And this is thanks to the brilliant cast assembled for the picture.  While it can be easy to lavish praise on Aster’s vision, it would be criminal not to mention the incredible work put in by the rest of the cast and crew.  William Jackson Harper, Jack Reynor, and Will Poulter give fantastic and darkly comic life to the worst kinds of grad student party boys you can think of.  Their human approach to the characters is a key element in making good horror work. It’s easy to laugh them off, but the audience can still see their worst tendencies reflected back at them.  Vilhelm Blomgren’s performance as Pelle creates the perfectly ideal guide, simply wanting everyone to have a good time, although there’s something menacing lurking under the surface of his Nice Guy demeanor.  Florence Pugh’s performance as Dani is a revelatory experience.  She perfectly encapsulates the pain, trauma, and alienation of the character, while also giving her a sense of agency and determination, making sure she never succumbs to the tropes of the helpless scream queen in distress.  She may be floating aimlessly in the sea of her isolation and depression, but she refuses to drown, and that shows in just a simple glance.

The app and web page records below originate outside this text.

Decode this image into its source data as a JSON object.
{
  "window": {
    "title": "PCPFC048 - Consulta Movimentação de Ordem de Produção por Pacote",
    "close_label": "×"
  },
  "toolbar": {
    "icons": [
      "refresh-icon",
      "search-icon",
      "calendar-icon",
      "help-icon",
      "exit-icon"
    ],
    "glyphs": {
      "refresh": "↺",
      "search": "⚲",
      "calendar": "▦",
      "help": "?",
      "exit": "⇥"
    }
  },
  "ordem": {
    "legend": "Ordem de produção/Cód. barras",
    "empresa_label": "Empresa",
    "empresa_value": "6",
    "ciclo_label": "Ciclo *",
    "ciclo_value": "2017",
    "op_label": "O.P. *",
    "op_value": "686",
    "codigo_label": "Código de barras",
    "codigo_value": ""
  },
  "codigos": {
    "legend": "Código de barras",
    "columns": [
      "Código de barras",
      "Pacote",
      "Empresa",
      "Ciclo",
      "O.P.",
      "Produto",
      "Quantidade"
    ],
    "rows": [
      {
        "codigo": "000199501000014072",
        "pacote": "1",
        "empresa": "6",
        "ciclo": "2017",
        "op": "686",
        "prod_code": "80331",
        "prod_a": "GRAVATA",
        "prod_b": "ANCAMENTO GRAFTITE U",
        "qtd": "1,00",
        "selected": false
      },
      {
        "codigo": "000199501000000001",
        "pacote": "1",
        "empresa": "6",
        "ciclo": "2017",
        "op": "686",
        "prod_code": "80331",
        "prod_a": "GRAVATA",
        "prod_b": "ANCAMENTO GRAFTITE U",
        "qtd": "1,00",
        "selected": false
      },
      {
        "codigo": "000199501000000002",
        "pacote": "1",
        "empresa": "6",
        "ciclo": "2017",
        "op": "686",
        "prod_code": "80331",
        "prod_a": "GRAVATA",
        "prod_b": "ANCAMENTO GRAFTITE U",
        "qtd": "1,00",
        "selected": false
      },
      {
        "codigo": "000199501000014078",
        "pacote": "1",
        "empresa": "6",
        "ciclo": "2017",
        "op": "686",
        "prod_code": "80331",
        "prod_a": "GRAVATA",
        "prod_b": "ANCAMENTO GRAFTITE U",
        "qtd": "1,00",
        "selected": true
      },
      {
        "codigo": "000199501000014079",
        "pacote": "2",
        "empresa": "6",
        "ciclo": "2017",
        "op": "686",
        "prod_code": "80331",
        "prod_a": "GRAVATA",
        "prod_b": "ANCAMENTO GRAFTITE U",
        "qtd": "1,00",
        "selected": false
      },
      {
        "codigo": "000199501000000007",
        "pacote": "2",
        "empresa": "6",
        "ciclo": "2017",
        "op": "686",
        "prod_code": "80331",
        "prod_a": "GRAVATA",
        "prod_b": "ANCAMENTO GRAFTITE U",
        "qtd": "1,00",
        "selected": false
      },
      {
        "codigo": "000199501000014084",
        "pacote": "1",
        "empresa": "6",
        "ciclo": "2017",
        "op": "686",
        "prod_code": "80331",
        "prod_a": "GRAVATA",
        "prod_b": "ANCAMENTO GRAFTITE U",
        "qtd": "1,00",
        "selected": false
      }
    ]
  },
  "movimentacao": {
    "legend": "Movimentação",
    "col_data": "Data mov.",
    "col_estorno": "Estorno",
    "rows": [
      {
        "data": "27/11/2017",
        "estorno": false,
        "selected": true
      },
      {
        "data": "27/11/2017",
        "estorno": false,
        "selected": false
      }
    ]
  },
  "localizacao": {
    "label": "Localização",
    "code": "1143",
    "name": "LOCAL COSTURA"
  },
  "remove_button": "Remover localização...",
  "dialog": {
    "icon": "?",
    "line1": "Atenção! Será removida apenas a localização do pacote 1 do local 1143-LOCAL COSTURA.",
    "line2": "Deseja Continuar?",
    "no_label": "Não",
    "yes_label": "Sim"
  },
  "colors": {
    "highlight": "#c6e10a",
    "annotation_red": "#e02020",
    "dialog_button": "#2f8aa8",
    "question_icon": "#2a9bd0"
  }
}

Pawel Pogorzelski’s sparkling, gorgeous cinematography aids in creating the lulling sense of peace mixed in with the growing unease, and Bobby Krlic’s atmospheric score fits in perfectly like an adjacent puzzle piece.  Quite possibly the most effective visual aspect of the film is the incredibly detailed production design by Henrik Svensson.  It’s astounding to realize that this is his first credit as Production Designer.  Every corner of the town of Harga feels lived in, feels like it has some separate story to tell.  The layers of lore and mythology run deeply in every frame.  In fact, if you keep an eye out for visual cues even before the crew arrives in Harga, there are a few brilliant moments of foreshadowing hidden in the background.


All of these elements slowly helps the film build its way up to a climax that is equally shocking, horrifying, and cathartic.  On the surface, Midsommar is a brutal, relentless tale filled with blood, fire, and carnage.  But Ari Aster is telling a story that goes much deeper below the surface, hitting us at our very core.  This is not simply a story of hapless youths meeting gruesome ends at the hands of a death cult.  This is a story of Dani’s revelation and rebirth, realizing her true self, and stripping away the dead weight of her past.  The journey is intense, and we may not be physically prepared for what we are about to go through, but like Dani, by the end, we, the audience, will re-emerge, shaking, changed, and newborn, cleansed by the ritual of Midsommar.